HONOLULU, Hawaii (HawaiiNewsNow) - A bill moving through the state House would allow victims of childhood sex abuse 50 years after they turn 18 to decide if they want to pursue a claim.
It’s a dramatic change to the statute of limitations.
And it comes in the wake of other efforts aimed at helping victims seek legal claims.
In recent years, windows for bringing claims have been re-opened in the islands, resulting in millions being paid out from schools, churches, and non-profits.
If the bill does not pass the Legislature, the current window will close in April.
“It allows them to seek justice,” said state Rep. Chris Lee, who introduced the bill. “Victims who, I think, feel that they couldn’t speak out and their voices didn’t matter.”
State Rep. Sylvia Luke says she has heard from those were fearful about making the outcry if the abuser was still in a position of power.
“We want to give them time to at least feel comfortable in coming forward,” Luke said.
Nationwide, there’s been a push to extend both civil and criminal statutes of limitations on child sex assault. There are currently 10 states with no deadline for civil claims: Alaska, Connecticut, Delaware, Florida, Illinois, Maine, Minnesota, Nebraska, Utah, Vermont.

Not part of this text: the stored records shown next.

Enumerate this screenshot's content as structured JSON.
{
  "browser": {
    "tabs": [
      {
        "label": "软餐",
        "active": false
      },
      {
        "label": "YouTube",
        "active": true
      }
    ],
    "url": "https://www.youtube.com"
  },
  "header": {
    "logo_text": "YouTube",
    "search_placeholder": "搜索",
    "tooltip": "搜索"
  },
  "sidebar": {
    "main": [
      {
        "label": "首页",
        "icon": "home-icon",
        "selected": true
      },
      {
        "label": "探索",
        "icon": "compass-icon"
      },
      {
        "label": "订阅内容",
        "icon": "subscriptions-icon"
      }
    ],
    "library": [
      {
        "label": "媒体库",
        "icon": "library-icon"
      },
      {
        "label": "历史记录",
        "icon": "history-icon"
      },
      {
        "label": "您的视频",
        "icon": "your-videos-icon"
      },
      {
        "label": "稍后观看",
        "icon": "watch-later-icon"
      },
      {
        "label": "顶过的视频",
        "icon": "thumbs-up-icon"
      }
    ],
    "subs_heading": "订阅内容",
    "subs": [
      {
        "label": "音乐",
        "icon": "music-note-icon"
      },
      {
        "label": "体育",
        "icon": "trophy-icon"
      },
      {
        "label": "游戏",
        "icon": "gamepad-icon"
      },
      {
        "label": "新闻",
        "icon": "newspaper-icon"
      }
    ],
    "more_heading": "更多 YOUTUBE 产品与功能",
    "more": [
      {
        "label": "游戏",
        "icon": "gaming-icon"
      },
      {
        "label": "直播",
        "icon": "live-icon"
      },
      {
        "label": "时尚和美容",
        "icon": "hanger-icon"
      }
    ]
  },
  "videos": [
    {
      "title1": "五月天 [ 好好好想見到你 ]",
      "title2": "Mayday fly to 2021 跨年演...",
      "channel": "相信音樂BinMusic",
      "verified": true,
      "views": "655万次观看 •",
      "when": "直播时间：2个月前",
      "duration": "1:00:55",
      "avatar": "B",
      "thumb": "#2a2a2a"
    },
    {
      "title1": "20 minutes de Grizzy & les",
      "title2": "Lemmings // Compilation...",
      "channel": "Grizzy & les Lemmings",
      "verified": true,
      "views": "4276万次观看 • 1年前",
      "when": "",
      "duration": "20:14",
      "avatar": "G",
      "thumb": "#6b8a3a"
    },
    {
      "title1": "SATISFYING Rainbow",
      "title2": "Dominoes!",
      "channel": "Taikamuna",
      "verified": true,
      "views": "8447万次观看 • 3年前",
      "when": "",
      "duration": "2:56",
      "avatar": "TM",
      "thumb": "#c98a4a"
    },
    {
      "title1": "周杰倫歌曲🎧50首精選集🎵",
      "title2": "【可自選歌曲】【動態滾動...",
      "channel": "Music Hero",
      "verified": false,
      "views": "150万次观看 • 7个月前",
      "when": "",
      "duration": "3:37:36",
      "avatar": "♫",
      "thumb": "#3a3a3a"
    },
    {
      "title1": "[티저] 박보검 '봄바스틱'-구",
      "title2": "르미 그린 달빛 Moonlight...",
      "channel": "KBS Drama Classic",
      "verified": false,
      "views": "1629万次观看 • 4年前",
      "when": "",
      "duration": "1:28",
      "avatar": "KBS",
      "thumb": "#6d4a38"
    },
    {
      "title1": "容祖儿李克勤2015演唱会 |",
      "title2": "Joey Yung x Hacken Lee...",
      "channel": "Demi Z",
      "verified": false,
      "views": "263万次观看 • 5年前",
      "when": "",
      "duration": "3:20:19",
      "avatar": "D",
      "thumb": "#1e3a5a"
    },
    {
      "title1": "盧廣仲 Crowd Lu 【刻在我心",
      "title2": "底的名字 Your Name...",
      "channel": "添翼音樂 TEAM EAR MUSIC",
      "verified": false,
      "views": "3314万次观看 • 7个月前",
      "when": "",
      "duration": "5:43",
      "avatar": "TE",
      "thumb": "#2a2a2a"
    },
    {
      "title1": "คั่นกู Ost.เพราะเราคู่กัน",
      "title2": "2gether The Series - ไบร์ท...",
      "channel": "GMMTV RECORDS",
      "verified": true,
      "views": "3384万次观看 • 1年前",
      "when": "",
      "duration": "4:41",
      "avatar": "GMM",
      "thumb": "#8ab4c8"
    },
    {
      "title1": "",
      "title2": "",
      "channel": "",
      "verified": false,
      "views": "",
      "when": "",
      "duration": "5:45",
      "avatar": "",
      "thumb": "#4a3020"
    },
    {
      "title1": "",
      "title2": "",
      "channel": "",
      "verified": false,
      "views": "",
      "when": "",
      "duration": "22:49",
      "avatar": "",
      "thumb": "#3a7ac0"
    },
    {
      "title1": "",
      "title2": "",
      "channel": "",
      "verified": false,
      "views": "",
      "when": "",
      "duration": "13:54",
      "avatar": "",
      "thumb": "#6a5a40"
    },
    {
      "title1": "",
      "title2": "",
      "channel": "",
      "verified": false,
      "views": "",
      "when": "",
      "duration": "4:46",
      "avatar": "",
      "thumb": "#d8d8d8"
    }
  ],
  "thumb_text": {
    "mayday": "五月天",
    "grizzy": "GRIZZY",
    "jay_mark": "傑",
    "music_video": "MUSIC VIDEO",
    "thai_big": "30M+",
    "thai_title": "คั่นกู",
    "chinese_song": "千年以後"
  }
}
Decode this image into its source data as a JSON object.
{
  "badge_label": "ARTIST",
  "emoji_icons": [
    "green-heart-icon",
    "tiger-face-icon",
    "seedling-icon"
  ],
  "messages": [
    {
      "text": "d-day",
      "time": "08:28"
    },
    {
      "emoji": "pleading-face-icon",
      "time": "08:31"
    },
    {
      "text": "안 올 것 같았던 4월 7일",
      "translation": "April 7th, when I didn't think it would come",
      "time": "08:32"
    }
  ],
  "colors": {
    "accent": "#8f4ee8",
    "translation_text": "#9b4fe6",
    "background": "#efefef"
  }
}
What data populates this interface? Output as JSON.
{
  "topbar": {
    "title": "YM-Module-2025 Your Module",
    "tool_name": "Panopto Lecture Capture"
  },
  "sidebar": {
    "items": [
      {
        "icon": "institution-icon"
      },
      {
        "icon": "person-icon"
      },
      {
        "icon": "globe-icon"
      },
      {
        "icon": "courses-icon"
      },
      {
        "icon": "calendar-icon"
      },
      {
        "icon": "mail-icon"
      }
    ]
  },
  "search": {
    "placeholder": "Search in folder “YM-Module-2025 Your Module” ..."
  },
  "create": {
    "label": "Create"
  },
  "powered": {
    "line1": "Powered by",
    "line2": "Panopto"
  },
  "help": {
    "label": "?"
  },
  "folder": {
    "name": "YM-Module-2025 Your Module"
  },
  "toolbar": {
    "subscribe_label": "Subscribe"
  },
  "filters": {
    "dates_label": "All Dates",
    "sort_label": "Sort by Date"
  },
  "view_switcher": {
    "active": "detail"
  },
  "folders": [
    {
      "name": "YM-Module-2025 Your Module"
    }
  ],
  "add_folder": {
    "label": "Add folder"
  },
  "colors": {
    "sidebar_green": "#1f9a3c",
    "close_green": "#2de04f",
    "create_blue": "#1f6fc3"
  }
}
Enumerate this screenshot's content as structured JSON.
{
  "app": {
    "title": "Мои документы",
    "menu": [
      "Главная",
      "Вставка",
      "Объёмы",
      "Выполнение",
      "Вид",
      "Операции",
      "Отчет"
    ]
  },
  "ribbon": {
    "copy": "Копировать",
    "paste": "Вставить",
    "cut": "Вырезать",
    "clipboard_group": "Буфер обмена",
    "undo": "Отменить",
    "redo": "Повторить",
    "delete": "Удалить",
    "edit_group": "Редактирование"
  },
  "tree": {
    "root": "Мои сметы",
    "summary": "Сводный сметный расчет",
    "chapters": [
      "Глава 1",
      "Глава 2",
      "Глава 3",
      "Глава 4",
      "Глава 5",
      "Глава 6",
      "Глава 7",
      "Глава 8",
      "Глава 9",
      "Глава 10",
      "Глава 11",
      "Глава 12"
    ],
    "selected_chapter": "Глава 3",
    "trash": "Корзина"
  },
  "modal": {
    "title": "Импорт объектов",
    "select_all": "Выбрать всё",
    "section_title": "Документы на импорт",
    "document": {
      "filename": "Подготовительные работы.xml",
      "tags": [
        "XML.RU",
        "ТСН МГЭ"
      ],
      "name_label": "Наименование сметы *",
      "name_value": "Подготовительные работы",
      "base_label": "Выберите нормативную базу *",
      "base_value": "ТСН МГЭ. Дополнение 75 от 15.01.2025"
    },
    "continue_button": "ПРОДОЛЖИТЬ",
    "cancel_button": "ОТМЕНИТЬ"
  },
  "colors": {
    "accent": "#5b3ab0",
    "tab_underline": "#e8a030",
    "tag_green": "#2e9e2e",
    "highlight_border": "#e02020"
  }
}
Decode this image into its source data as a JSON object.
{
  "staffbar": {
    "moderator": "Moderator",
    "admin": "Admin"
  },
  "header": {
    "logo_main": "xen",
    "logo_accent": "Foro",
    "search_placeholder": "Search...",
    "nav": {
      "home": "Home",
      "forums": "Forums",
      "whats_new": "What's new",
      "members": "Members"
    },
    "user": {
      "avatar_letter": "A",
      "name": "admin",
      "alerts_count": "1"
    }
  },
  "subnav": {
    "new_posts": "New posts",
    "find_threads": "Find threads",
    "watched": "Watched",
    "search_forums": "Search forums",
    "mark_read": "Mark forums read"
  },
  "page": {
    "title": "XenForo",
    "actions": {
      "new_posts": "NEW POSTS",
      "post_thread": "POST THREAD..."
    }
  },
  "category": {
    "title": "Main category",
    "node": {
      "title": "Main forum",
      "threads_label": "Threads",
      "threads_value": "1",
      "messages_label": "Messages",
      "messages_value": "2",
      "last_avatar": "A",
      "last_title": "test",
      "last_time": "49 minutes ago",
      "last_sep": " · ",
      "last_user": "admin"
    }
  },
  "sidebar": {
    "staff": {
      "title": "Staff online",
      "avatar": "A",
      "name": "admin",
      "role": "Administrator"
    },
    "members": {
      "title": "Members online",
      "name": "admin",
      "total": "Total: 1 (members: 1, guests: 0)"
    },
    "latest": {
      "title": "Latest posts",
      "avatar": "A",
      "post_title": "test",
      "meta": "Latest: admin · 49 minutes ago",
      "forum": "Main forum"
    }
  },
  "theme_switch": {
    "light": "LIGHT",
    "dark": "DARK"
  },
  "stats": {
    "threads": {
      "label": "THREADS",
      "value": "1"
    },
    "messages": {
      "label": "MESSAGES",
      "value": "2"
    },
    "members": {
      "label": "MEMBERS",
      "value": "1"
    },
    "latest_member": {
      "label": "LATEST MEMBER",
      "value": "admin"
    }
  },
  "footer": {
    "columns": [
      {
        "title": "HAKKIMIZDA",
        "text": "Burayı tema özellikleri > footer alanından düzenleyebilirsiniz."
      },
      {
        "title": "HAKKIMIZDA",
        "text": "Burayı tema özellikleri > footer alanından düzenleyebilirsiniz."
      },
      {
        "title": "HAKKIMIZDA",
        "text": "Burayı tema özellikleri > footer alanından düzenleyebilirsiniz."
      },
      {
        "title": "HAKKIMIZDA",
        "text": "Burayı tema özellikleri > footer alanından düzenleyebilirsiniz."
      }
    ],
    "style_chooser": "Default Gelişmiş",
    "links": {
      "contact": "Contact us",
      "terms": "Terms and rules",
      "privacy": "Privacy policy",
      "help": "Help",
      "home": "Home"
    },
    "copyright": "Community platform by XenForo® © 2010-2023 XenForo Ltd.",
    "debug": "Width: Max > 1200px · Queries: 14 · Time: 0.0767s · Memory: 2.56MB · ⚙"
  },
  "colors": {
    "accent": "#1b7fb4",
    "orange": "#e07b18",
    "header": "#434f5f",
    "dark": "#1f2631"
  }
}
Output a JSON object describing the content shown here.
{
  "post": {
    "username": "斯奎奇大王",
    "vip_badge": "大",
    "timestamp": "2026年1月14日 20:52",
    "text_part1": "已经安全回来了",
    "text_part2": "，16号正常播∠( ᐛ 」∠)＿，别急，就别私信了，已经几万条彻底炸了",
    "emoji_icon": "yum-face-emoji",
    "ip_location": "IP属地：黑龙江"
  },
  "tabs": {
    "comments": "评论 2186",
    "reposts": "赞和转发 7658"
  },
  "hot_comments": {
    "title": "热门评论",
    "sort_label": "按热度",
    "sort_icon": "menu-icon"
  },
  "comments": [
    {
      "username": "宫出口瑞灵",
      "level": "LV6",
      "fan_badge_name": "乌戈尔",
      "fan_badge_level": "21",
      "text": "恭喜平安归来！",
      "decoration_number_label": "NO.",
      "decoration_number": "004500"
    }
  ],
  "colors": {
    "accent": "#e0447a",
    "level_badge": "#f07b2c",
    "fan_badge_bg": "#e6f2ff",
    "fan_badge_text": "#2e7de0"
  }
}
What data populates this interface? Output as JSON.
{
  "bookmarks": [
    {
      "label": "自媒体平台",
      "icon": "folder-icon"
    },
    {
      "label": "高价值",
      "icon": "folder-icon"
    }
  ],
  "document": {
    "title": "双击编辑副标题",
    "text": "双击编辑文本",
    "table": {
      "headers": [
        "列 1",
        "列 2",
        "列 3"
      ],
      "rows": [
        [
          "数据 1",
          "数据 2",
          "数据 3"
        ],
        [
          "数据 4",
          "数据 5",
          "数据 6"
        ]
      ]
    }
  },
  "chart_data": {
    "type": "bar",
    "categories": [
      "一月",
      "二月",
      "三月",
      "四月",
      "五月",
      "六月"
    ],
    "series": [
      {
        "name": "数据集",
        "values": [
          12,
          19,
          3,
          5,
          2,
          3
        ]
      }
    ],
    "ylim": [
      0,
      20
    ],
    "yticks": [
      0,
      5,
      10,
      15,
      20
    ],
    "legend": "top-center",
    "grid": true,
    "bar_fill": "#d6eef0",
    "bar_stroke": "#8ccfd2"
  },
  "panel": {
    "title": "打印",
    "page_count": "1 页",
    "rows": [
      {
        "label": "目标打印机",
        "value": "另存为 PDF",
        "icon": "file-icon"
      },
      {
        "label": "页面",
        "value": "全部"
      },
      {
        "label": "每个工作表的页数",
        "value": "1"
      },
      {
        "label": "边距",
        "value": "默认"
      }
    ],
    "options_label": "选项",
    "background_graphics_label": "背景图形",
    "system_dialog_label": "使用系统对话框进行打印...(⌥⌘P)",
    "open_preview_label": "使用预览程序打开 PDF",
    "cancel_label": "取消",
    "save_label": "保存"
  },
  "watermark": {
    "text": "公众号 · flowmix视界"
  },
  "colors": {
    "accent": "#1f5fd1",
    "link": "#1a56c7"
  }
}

So far, the bill has had strong support.
No one testified in opposition but the state Attorney General’s office expressed concern that very old cases are difficult for institutions being sued to defend.
“Memories fade, witnesses move or pass away, and documents are lost or destroyed," the written testimony said.
The bill passed the Judiciary and Finance committees and the full House will vote on it next.